* **Materials provided**
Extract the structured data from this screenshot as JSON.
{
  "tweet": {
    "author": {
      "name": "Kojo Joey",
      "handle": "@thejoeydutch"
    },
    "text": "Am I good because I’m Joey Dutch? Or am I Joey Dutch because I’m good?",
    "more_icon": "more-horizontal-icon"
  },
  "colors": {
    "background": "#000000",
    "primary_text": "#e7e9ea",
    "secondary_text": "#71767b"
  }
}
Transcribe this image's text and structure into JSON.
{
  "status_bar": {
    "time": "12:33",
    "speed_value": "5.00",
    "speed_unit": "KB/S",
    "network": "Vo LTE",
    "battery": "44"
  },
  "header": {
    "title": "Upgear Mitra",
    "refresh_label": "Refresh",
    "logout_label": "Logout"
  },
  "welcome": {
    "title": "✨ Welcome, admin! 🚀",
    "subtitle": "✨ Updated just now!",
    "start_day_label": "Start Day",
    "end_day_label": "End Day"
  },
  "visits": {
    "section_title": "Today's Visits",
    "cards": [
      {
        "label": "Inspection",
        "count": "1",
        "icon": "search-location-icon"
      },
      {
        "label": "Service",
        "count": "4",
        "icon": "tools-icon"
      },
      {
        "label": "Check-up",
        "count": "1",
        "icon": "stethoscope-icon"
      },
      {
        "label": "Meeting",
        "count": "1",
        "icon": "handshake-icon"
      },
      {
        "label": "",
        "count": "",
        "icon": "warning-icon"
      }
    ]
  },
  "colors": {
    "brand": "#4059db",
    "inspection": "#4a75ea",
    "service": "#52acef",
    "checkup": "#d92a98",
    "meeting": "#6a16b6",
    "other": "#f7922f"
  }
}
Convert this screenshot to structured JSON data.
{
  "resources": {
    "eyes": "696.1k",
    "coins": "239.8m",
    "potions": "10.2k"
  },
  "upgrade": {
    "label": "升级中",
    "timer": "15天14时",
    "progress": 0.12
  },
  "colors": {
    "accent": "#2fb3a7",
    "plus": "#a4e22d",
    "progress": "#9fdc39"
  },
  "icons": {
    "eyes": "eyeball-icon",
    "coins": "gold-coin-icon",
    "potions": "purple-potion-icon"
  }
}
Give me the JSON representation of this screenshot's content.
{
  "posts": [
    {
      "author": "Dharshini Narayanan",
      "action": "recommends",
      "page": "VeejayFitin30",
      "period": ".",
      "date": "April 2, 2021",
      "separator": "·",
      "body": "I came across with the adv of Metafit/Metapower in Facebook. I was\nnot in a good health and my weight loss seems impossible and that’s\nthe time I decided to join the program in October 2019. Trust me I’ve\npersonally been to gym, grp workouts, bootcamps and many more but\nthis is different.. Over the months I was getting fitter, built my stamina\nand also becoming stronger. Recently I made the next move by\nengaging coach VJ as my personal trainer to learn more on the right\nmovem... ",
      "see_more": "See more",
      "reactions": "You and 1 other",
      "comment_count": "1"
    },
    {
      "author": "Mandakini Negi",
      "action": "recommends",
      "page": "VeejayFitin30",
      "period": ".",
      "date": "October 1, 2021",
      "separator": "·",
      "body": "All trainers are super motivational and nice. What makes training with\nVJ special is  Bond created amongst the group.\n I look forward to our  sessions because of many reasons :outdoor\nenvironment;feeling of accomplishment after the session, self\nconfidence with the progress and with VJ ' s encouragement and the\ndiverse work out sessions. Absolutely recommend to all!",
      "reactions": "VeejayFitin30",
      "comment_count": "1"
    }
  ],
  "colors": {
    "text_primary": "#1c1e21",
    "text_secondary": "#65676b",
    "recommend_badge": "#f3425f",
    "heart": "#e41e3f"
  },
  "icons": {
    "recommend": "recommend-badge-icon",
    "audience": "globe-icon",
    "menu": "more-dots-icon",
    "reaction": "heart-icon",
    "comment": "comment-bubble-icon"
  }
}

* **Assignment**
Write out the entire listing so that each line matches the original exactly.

* **Task result**
Extract the structured data from this screenshot as JSON.
{
  "tweet": {
    "author": {
      "name": "Kojo Joey",
      "handle": "@thejoeydutch"
    },
    "text": "Am I good because I’m Joey Dutch? Or am I Joey Dutch because I’m good?",
    "more_icon": "more-horizontal-icon"
  },
  "colors": {
    "background": "#000000",
    "primary_text": "#e7e9ea",
    "secondary_text": "#71767b"
  }
}
Transcribe this image's text and structure into JSON.
{
  "status_bar": {
    "time": "12:33",
    "speed_value": "5.00",
    "speed_unit": "KB/S",
    "network": "Vo LTE",
    "battery": "44"
  },
  "header": {
    "title": "Upgear Mitra",
    "refresh_label": "Refresh",
    "logout_label": "Logout"
  },
  "welcome": {
    "title": "✨ Welcome, admin! 🚀",
    "subtitle": "✨ Updated just now!",
    "start_day_label": "Start Day",
    "end_day_label": "End Day"
  },
  "visits": {
    "section_title": "Today's Visits",
    "cards": [
      {
        "label": "Inspection",
        "count": "1",
        "icon": "search-location-icon"
      },
      {
        "label": "Service",
        "count": "4",
        "icon": "tools-icon"
      },
      {
        "label": "Check-up",
        "count": "1",
        "icon": "stethoscope-icon"
      },
      {
        "label": "Meeting",
        "count": "1",
        "icon": "handshake-icon"
      },
      {
        "label": "",
        "count": "",
        "icon": "warning-icon"
      }
    ]
  },
  "colors": {
    "brand": "#4059db",
    "inspection": "#4a75ea",
    "service": "#52acef",
    "checkup": "#d92a98",
    "meeting": "#6a16b6",
    "other": "#f7922f"
  }
}
Convert this screenshot to structured JSON data.
{
  "resources": {
    "eyes": "696.1k",
    "coins": "239.8m",
    "potions": "10.2k"
  },
  "upgrade": {
    "label": "升级中",
    "timer": "15天14时",
    "progress": 0.12
  },
  "colors": {
    "accent": "#2fb3a7",
    "plus": "#a4e22d",
    "progress": "#9fdc39"
  },
  "icons": {
    "eyes": "eyeball-icon",
    "coins": "gold-coin-icon",
    "potions": "purple-potion-icon"
  }
}
Give me the JSON representation of this screenshot's content.
{
  "posts": [
    {
      "author": "Dharshini Narayanan",
      "action": "recommends",
      "page": "VeejayFitin30",
      "period": ".",
      "date": "April 2, 2021",
      "separator": "·",
      "body": "I came across with the adv of Metafit/Metapower in Facebook. I was\nnot in a good health and my weight loss seems impossible and that’s\nthe time I decided to join the program in October 2019. Trust me I’ve\npersonally been to gym, grp workouts, bootcamps and many more but\nthis is different.. Over the months I was getting fitter, built my stamina\nand also becoming stronger. Recently I made the next move by\nengaging coach VJ as my personal trainer to learn more on the right\nmovem... ",
      "see_more": "See more",
      "reactions": "You and 1 other",
      "comment_count": "1"
    },
    {
      "author": "Mandakini Negi",
      "action": "recommends",
      "page": "VeejayFitin30",
      "period": ".",
      "date": "October 1, 2021",
      "separator": "·",
      "body": "All trainers are super motivational and nice. What makes training with\nVJ special is  Bond created amongst the group.\n I look forward to our  sessions because of many reasons :outdoor\nenvironment;feeling of accomplishment after the session, self\nconfidence with the progress and with VJ ' s encouragement and the\ndiverse work out sessions. Absolutely recommend to all!",
      "reactions": "VeejayFitin30",
      "comment_count": "1"
    }
  ],
  "colors": {
    "text_primary": "#1c1e21",
    "text_secondary": "#65676b",
    "recommend_badge": "#f3425f",
    "heart": "#e41e3f"
  },
  "icons": {
    "recommend": "recommend-badge-icon",
    "audience": "globe-icon",
    "menu": "more-dots-icon",
    "reaction": "heart-icon",
    "comment": "comment-bubble-icon"
  }
}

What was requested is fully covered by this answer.